“This is an extremely interesting study,” commented Jean-Claude Zenklusen, Ph.D., of NCI’s Center for Cancer Genomics and the director of TCGA. “It expands our understanding of the complexity of processes involved in the development of cancer.”
The structure of chromatin is “exceptionally intricate,” wrote Matthew R. Grimmer, Ph.D., and Joseph F. Costello, Ph.D., of the University of California, San Francisco, in an accompanying editorial. DNA segments known as insulators normally ensure that genes and genetic elements in one loop do not interact with counterparts in other loops. But when insulators are altered or missing, which can occur through hypermethylation, the result may be inappropriate gene activity, as was observed in IDH-mutant gliomas.

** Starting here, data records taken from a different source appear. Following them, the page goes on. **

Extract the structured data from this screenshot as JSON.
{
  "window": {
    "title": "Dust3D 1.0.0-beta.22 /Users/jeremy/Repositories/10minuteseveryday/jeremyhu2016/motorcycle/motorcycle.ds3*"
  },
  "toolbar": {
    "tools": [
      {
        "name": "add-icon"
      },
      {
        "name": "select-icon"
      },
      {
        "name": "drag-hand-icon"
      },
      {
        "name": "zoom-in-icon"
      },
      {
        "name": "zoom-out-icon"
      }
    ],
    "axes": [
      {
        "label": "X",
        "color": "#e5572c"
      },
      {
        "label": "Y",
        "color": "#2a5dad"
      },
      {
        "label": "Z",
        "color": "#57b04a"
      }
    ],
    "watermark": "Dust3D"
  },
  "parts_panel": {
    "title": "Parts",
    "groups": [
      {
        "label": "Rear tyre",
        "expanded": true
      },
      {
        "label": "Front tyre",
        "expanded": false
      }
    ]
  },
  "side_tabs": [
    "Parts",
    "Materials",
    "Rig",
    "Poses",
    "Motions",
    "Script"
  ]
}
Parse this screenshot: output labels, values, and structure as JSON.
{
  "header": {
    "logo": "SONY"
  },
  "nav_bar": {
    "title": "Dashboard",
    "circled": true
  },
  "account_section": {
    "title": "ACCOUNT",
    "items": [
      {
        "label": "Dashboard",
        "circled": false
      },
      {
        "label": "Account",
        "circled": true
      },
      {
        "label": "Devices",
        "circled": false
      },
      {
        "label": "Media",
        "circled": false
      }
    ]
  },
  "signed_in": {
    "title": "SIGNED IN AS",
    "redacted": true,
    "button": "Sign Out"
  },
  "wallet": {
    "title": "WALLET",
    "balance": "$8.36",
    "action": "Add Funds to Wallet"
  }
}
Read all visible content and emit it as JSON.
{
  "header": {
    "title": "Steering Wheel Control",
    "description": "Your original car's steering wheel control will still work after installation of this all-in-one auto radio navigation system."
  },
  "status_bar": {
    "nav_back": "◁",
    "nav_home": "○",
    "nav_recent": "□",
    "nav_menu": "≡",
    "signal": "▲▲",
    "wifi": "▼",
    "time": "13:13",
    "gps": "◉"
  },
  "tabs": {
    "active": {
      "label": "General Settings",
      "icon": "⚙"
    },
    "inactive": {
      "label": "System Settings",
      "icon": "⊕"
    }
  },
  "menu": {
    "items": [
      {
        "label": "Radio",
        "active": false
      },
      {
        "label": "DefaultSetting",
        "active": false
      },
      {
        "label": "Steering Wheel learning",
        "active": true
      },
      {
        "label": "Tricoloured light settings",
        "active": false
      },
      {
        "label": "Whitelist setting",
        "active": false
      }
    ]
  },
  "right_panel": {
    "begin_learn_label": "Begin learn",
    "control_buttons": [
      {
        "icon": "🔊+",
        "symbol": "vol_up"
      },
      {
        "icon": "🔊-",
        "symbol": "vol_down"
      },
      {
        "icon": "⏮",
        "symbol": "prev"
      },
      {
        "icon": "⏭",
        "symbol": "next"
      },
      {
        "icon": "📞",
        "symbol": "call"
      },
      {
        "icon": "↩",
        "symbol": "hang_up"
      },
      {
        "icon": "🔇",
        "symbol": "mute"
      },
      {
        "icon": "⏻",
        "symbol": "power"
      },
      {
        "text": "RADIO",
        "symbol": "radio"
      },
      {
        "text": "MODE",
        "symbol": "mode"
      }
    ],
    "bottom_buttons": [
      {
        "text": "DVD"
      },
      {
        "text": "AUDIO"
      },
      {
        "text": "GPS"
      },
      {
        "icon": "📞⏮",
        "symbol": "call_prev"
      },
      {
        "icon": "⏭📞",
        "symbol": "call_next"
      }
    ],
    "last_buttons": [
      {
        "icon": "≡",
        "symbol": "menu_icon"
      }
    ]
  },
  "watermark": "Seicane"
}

Although FIP1L1 and PDGFRA may cooperate in causing cancer in IDH-mutant gliomas, neither gene has any mutations or alterations, observed coauthor William Flavahan, Ph.D., of the Broad Institute. “Our findings show that defects in chromatin structure can cause the activation of cancer-causing genes that are genetically intact,” he added.
Building on the Past
The current work builds on a large-scale genomic study published in 2008 that first linked mutations in IDH genes to brain cancer and showed that gliomas with mutations in the IDH1 gene were associated with a better prognosis compared with gliomas that lacked the mutations.
Drugs that inhibit the effects of IDH mutations have been evaluated in clinical trials, and the new findings offer some “intriguing insights” into potential therapeutic approaches, the study authors noted in a release. These include IDH inhibitors “as well as agents that reduce the associated DNA methylation or target the downstream cancer genes,” the authors wrote.
More research is needed to explore basic questions raised by the study. For instance, are there other cancer-causing genes affected by the structural changes induced by IDH1 mutations? This is likely to be the case, but many newly activated genes “may also be ‘passenger’ events, which have no functional consequences,” cautioned Drs. Grimmer and Costello in their editorial.
The new findings also illustrate the enduring value of genome sequencing data produced by TCGA, noted Dr. Zenklusen.
“TCGA data allows researchers to investigate facets of cancer biology that were not even imagined when the project began to generate information years ago,” he said. “The richness of this resource will give investigators opportunities to explore fundamental questions about cancer for decades to come.”